With a severe, prolonged drought affecting the State of California, Malibu’s Pepperdine University has been making strides throughout the dry months to maintain it’s “renowned green lawn” with the use of a water reclamation project, said Rhiannon Bailard, associate vice president at Pepperdine’s Center for Sustainability.
Pepperdine has been using reclaimed water to irrigate its 830-acre campus, utilizing a wastewater treatment program, since 1972, Bailard said, a feat which is aided by the use of native vegetation for one third of the school’s land.
“Today, reclaimed water accounts for 99 percent of irrigation campus-wide,” Bailard said. “The University’s renowned green lawn was specifically selected to ensure reuse of all of the recycled water generated in lieu of an ocean outfall.”
Although their water reclamation project is one of the school’s better-known sustainability programs, Bailard said Pepperdine has been working recently to lessen their environmental impact on land and in the sky. A campus-wide plan to reduce wasted light has been enacted by the Center for Sustainability, in which the school has pledged to place all existing exterior globe lights with directional fixtures that will direct all light to the area intended to be lit, instead up toward the sky. Included the project will be removal of the light stanchions as well as the replacement of conduits, heads and bulbs.
The project is ongoing, with headway already made at the Firestone Fieldhouse and at all crosswalks on campus.
“Additionally, we are installing highly efficient LED bulbs in these new fixtures,” Bailard said. “So this project will significantly reduce energy usage, it will effectively reduce the amount of glare and prevent wasted light and it will limit unwanted illumination of the night sky will efficiently lighting the appropriate areas.”
Also, in keeping with Malibu’s move toward banning all rodenticide use within the city, Pepperdine has teamed up with the Malibu Agricultural Society to transition to a more sustainable method of rodent control.
The university now utilizes a poison-free management system by EcoLab, phasing out rodenticides on campus by the end of May 2014.
“We are looking to predator bird species — raptors — that could further control the rodent population through natural predation,” Bailard said. “The university is now developing plans to strategically install perches around campus, providing favorable positions from which these birds can hunt rodents.”
Pepperdine has also made strides in furthering their sustainability mission by installing electric vehicle charging stations around campus, funding for which was provided by Chevrolet in fall 2013.
Installation of three stations will be complete by the end of summer, Bailard said. A ribbon-cutting ceremony will be held at the start of the fall semester.
Possible plans for a “green” residence hall, titled “The Eden Project,” have been discussed by the Center for Sustainability. Energy efficiency retrofits, coupled with a behavior campaign would establish the space as a forward-thinking, sustainable hall.

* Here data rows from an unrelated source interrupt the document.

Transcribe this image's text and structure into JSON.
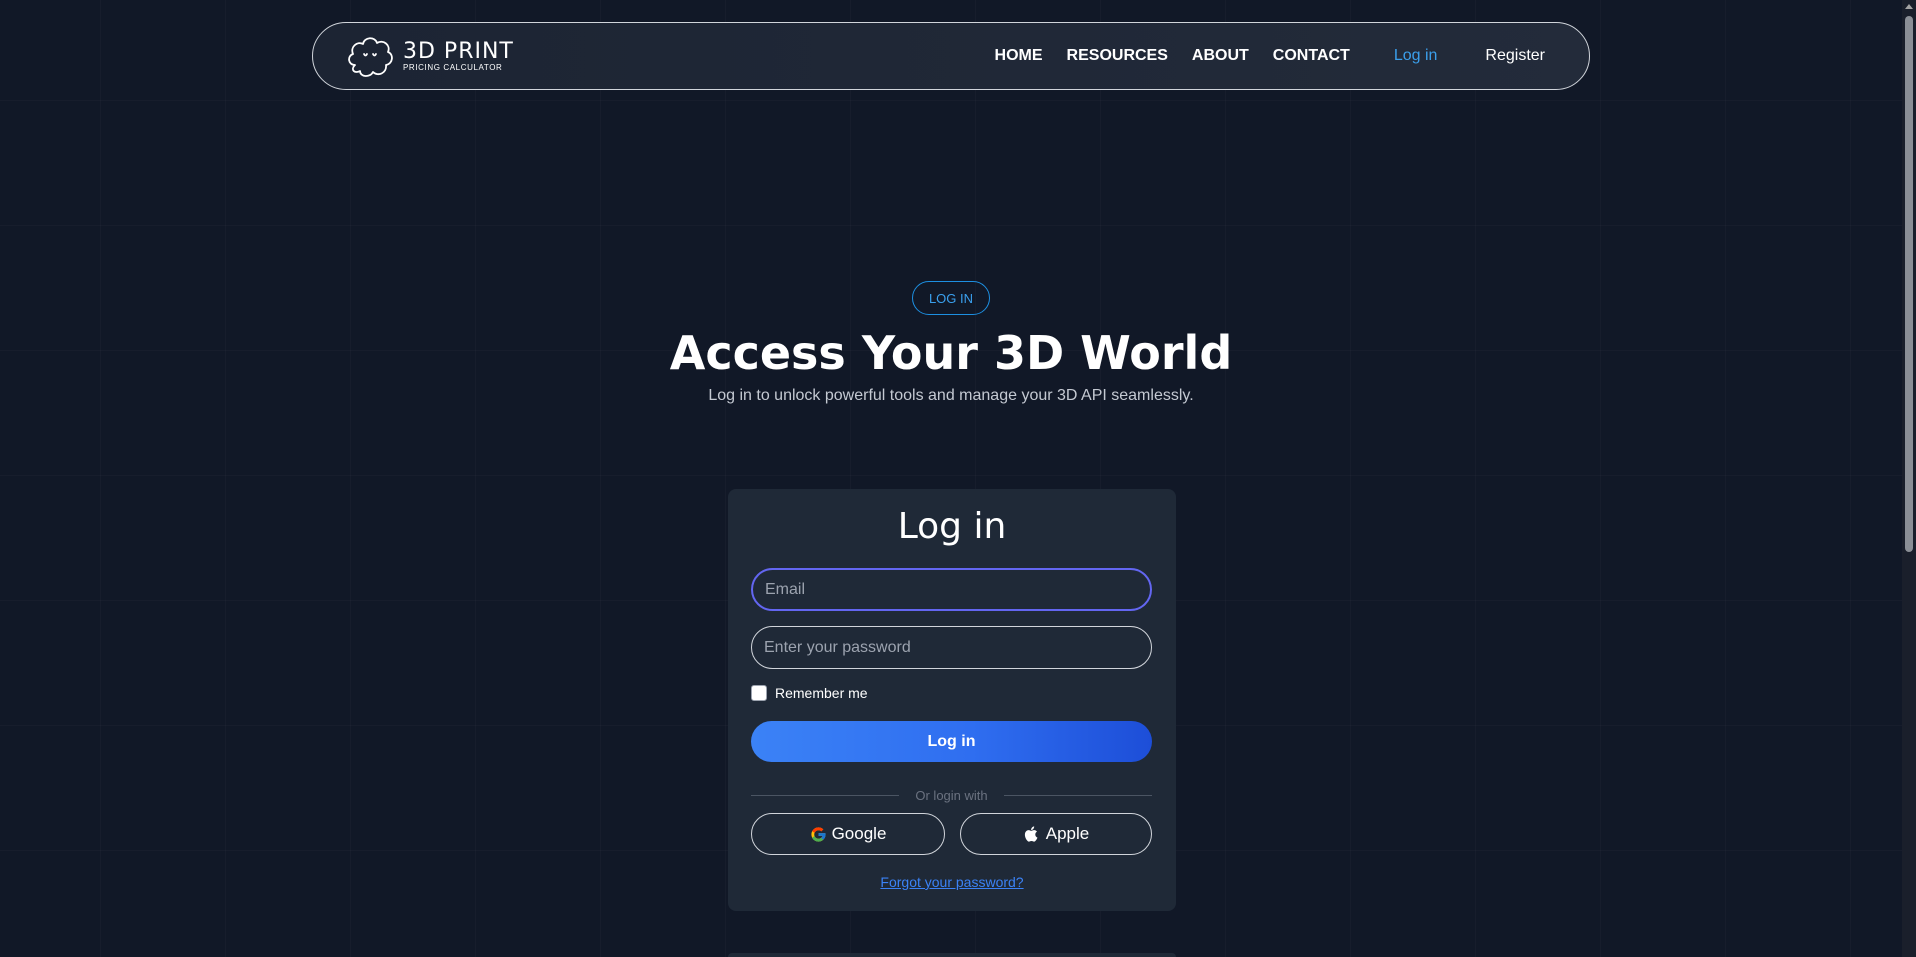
{
  "header": {
    "logo": {
      "title": "3D PRINT",
      "subtitle": "PRICING CALCULATOR",
      "icon": "cloud-face-icon"
    },
    "nav": [
      {
        "label": "HOME"
      },
      {
        "label": "RESOURCES"
      },
      {
        "label": "ABOUT"
      },
      {
        "label": "CONTACT"
      }
    ],
    "login_label": "Log in",
    "register_label": "Register"
  },
  "hero": {
    "badge": "LOG IN",
    "title": "Access Your 3D World",
    "subtitle": "Log in to unlock powerful tools and manage your 3D API seamlessly."
  },
  "login_form": {
    "title": "Log in",
    "email": {
      "placeholder": "Email",
      "value": ""
    },
    "password": {
      "placeholder": "Enter your password",
      "value": ""
    },
    "remember_label": "Remember me",
    "remember_checked": false,
    "submit_label": "Log in",
    "divider_text": "Or login with",
    "social": [
      {
        "label": "Google",
        "icon": "google-icon"
      },
      {
        "label": "Apple",
        "icon": "apple-icon"
      }
    ],
    "forgot_label": "Forgot your password?"
  },
  "colors": {
    "background": "#111827",
    "card": "#1f2937",
    "accent": "#3b9fec",
    "button_start": "#3b82f6",
    "button_end": "#1d4ed8",
    "focus_border": "#6366f1"
  }
}
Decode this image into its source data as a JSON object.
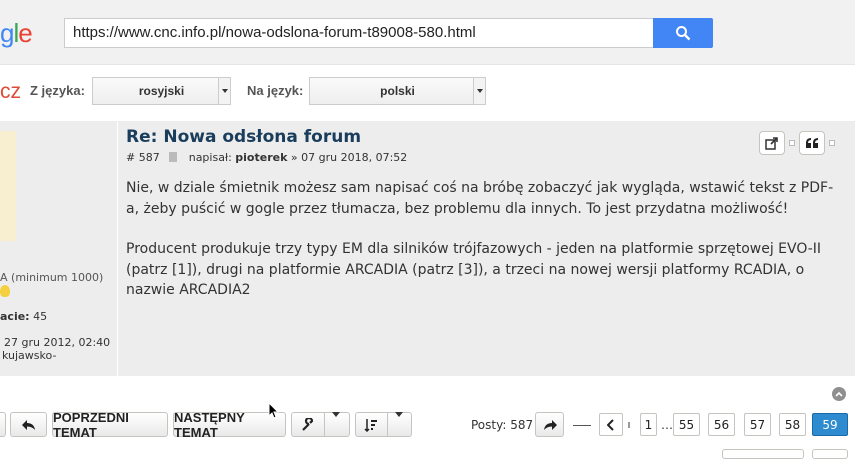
{
  "translate_bar": {
    "logo": {
      "p1": "g",
      "p2": "l",
      "p3": "e"
    },
    "url_value": "https://www.cnc.info.pl/nowa-odslona-forum-t89008-580.html",
    "search_icon": "search-icon",
    "accent_color": "#4285f4"
  },
  "language_bar": {
    "cz": "cz",
    "from_label": "Z języka:",
    "from_value": "rosyjski",
    "to_label": "Na język:",
    "to_value": "polski"
  },
  "profile": {
    "rank": "A (minimum 1000)",
    "posts_label": "acie:",
    "posts_value": "45",
    "joined": "27 gru 2012, 02:40",
    "location": "kujawsko-"
  },
  "post": {
    "title": "Re: Nowa odsłona forum",
    "number": "# 587",
    "author_prefix": "napisał:",
    "author": "pioterek",
    "date": "» 07 gru 2018, 07:52",
    "paragraphs": [
      "Nie, w dziale śmietnik możesz sam napisać coś na bróbę zobaczyć jak wygląda, wstawić tekst z PDF-a, żeby puścić w gogle przez tłumacza, bez problemu dla innych. To jest przydatna możliwość!",
      "Producent produkuje trzy typy EM dla silników trójfazowych - jeden na platformie sprzętowej EVO-II (patrz [1]), drugi na platformie ARCADIA (patrz [3]), a trzeci na nowej wersji platformy RCADIA, o nazwie ARCADIA2"
    ]
  },
  "actions": {
    "prev_topic": "POPRZEDNI TEMAT",
    "next_topic": "NASTĘPNY TEMAT",
    "posts_count": "Posty: 587",
    "pages": [
      "1",
      "55",
      "56",
      "57",
      "58",
      "59"
    ],
    "ellipsis": "…",
    "current_page": "59"
  }
}
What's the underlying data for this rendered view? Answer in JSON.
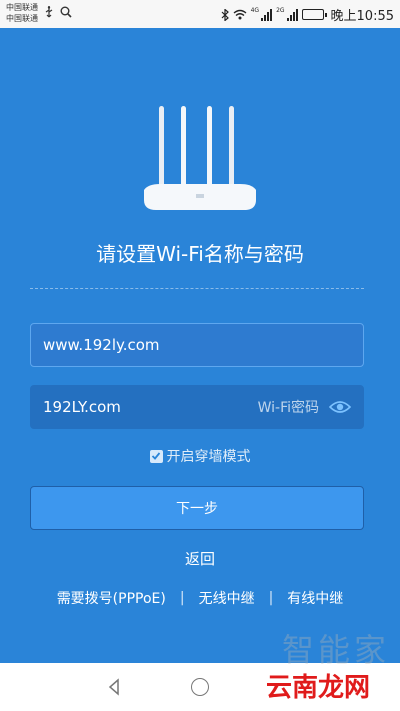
{
  "status_bar": {
    "carrier_1": "中国联通",
    "carrier_2": "中国联通",
    "network_1": "4G",
    "network_2": "2G",
    "time": "晚上10:55",
    "battery_color": "#2db24a"
  },
  "setup": {
    "title": "请设置Wi-Fi名称与密码",
    "ssid_value": "www.192ly.com",
    "password_value": "192LY.com",
    "password_placeholder": "Wi-Fi密码",
    "wall_mode_label": "开启穿墙模式",
    "wall_mode_checked": true,
    "next_button": "下一步",
    "back_link": "返回",
    "links": [
      "需要拨号(PPPoE)",
      "无线中继",
      "有线中继"
    ],
    "separator": "|"
  },
  "watermark": {
    "faded": "智能家",
    "brand": "云南龙网"
  },
  "colors": {
    "background": "#2a84d8",
    "button": "#3d97ee",
    "field": "#2470c0"
  }
}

“Long before ‘green’ became part of our common vernacular, Pepperdine University recognized our obligation to manage, conserve and sustain natural resources,” Bailard said. “The Center follows the university’s mission of graduating academically knowledgeable and ethically responsible students with a lifelong commitment to purposeful service and leadership.”